* [WHAT IS BEING ASKED]: Check every line of the data and copy the ones where "Axis" appears.

Website and app data records
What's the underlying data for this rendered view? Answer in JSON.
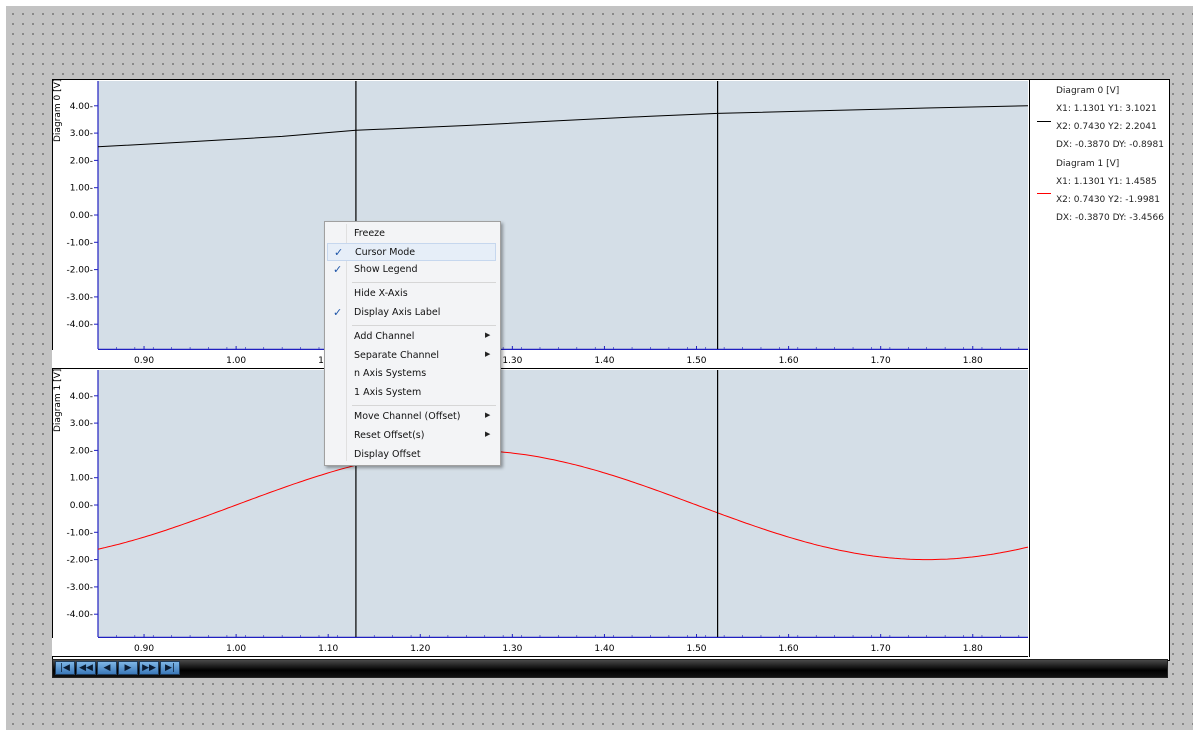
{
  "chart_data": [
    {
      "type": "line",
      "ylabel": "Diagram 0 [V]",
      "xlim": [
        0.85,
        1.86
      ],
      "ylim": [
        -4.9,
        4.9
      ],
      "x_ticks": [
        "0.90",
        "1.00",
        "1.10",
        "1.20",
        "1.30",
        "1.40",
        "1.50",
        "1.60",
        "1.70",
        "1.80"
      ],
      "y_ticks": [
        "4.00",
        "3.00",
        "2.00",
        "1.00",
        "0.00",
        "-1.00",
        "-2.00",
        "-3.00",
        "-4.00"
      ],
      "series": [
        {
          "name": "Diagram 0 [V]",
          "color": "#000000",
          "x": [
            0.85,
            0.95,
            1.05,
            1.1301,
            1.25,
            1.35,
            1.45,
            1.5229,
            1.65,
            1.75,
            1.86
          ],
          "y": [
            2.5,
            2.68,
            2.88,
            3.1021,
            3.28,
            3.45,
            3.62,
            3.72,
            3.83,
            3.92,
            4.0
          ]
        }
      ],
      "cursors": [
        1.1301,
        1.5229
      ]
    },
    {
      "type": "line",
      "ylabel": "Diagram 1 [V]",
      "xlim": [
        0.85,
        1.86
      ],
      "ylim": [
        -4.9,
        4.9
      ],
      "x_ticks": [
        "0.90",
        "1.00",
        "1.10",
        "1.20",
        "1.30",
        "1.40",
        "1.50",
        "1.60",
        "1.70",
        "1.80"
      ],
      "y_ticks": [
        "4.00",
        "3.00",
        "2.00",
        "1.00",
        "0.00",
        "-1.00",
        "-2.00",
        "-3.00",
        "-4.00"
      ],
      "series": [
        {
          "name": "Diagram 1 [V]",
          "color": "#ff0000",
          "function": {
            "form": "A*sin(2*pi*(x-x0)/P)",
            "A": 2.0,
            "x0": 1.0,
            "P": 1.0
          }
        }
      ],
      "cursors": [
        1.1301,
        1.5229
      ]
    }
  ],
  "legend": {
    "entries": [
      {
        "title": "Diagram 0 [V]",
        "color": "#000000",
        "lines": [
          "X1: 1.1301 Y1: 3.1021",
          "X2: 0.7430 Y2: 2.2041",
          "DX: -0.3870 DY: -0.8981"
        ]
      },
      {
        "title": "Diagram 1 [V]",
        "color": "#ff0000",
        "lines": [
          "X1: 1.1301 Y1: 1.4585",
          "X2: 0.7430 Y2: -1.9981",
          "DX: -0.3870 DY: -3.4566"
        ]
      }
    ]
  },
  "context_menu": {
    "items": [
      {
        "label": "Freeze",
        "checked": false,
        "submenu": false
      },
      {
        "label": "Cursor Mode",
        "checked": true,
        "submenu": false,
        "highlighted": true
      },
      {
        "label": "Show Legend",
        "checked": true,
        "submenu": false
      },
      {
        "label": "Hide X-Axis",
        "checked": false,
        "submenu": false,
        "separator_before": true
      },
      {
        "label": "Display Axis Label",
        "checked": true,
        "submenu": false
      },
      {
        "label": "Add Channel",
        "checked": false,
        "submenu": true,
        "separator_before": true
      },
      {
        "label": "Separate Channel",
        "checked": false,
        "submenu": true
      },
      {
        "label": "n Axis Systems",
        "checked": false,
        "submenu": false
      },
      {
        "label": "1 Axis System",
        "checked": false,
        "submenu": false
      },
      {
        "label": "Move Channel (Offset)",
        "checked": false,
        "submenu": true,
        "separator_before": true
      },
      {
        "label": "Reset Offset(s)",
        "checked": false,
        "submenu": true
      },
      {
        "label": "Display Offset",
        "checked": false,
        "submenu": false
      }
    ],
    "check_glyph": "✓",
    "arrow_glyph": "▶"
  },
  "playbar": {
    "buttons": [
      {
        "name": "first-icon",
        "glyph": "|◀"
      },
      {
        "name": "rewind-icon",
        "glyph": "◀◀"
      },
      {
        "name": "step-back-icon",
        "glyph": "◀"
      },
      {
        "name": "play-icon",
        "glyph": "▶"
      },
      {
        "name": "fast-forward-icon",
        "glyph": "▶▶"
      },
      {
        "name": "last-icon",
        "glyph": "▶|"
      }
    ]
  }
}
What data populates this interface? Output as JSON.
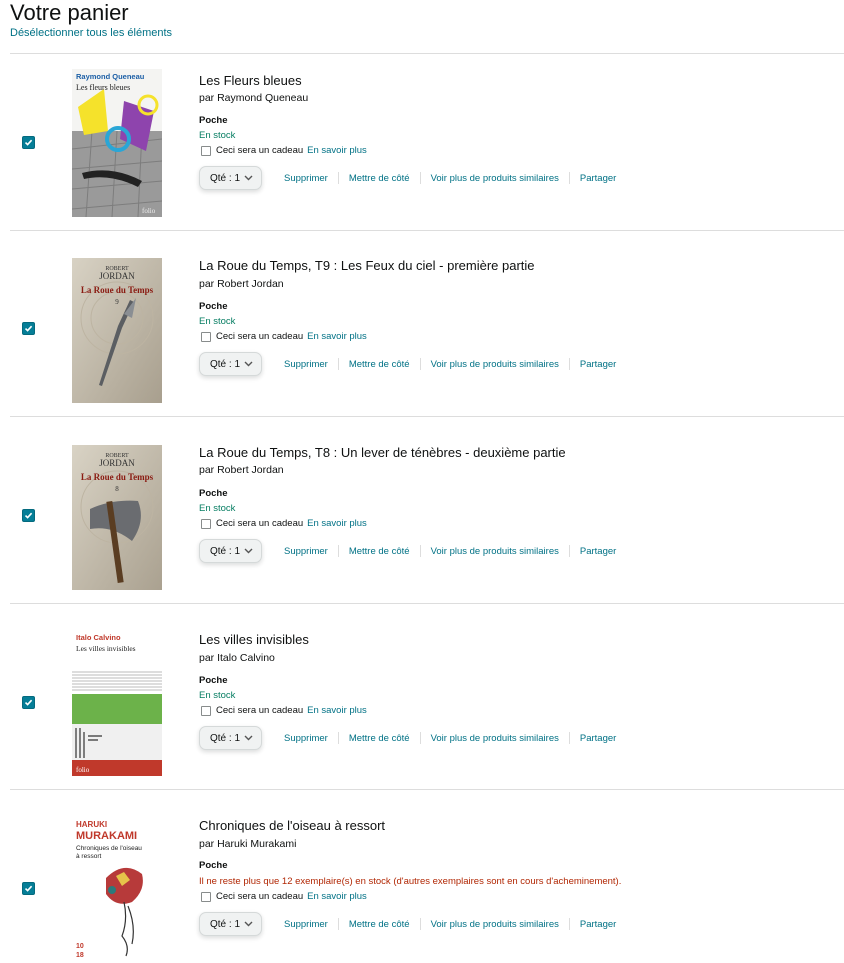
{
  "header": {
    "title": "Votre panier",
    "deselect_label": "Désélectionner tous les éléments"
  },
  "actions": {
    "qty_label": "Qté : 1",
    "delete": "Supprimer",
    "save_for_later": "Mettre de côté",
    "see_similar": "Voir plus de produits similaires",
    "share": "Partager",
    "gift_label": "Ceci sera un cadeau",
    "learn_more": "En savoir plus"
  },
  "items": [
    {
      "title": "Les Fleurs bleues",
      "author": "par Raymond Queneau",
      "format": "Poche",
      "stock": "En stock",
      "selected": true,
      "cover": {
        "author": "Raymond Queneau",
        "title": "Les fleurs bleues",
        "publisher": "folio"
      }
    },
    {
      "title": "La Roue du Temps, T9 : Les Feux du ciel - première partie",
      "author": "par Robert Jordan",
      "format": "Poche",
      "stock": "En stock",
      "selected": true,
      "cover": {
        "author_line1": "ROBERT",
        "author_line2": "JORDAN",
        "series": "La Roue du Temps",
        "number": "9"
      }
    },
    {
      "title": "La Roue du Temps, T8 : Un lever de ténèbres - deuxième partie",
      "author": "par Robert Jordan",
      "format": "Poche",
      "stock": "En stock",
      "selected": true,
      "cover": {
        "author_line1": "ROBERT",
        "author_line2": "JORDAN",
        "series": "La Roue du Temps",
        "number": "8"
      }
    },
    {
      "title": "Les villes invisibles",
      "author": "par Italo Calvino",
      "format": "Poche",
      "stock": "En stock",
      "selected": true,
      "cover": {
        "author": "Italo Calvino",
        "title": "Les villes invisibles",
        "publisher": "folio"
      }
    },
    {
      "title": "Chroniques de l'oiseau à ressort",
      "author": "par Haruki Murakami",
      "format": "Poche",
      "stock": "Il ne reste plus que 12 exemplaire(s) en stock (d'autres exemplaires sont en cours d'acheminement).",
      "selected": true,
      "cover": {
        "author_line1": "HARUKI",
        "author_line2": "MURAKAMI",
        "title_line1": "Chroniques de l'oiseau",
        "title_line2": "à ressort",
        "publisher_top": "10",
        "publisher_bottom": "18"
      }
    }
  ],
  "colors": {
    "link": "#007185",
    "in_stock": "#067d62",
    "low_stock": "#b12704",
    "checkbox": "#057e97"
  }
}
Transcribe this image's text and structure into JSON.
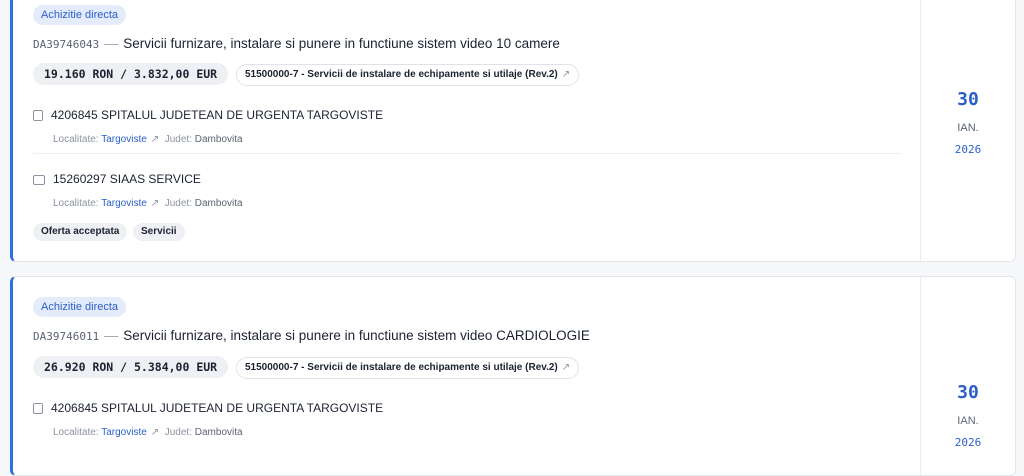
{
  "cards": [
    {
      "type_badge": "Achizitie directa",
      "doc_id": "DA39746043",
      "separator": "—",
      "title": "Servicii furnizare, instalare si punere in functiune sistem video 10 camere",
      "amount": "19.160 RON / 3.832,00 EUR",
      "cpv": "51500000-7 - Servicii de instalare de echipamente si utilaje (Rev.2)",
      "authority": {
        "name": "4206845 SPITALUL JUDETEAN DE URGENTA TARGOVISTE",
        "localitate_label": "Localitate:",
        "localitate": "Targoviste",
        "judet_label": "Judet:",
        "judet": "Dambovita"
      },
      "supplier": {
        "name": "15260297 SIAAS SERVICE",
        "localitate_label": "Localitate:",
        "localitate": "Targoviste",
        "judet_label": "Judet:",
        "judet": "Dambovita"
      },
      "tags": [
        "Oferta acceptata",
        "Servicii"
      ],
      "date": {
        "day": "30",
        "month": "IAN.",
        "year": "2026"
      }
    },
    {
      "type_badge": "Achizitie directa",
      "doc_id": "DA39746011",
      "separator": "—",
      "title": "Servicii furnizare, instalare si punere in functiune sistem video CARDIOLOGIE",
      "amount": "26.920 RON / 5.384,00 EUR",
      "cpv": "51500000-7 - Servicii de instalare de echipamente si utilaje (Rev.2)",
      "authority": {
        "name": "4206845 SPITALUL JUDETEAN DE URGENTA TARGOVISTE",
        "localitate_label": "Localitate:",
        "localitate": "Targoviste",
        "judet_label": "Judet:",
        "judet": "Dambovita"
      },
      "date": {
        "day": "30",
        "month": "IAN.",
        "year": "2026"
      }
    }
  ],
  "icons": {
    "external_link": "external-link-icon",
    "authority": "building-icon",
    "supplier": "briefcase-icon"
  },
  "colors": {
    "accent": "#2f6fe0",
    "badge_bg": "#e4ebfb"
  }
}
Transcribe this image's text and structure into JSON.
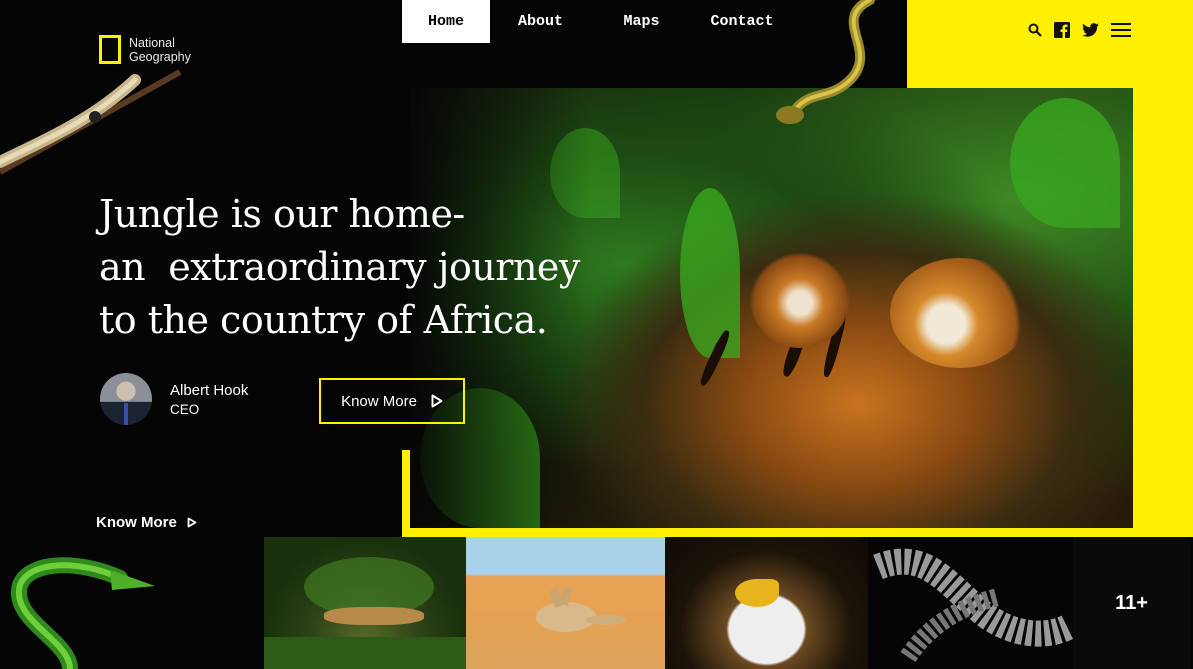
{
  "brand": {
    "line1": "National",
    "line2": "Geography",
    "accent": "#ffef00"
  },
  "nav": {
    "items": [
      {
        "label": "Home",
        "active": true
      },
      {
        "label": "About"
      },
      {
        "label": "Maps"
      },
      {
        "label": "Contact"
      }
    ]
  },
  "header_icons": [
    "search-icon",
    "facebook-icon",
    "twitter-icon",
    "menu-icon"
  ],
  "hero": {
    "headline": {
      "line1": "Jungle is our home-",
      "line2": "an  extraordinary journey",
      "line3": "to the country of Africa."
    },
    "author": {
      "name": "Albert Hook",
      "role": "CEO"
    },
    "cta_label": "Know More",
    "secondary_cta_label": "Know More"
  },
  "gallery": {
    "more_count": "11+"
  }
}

* [RESPONSE FOR THIS EXERCISE]:
        "label": "Hide X-Axis",
        "label": "Display Axis Label",
        "label": "n Axis Systems",
        "label": "1 Axis System",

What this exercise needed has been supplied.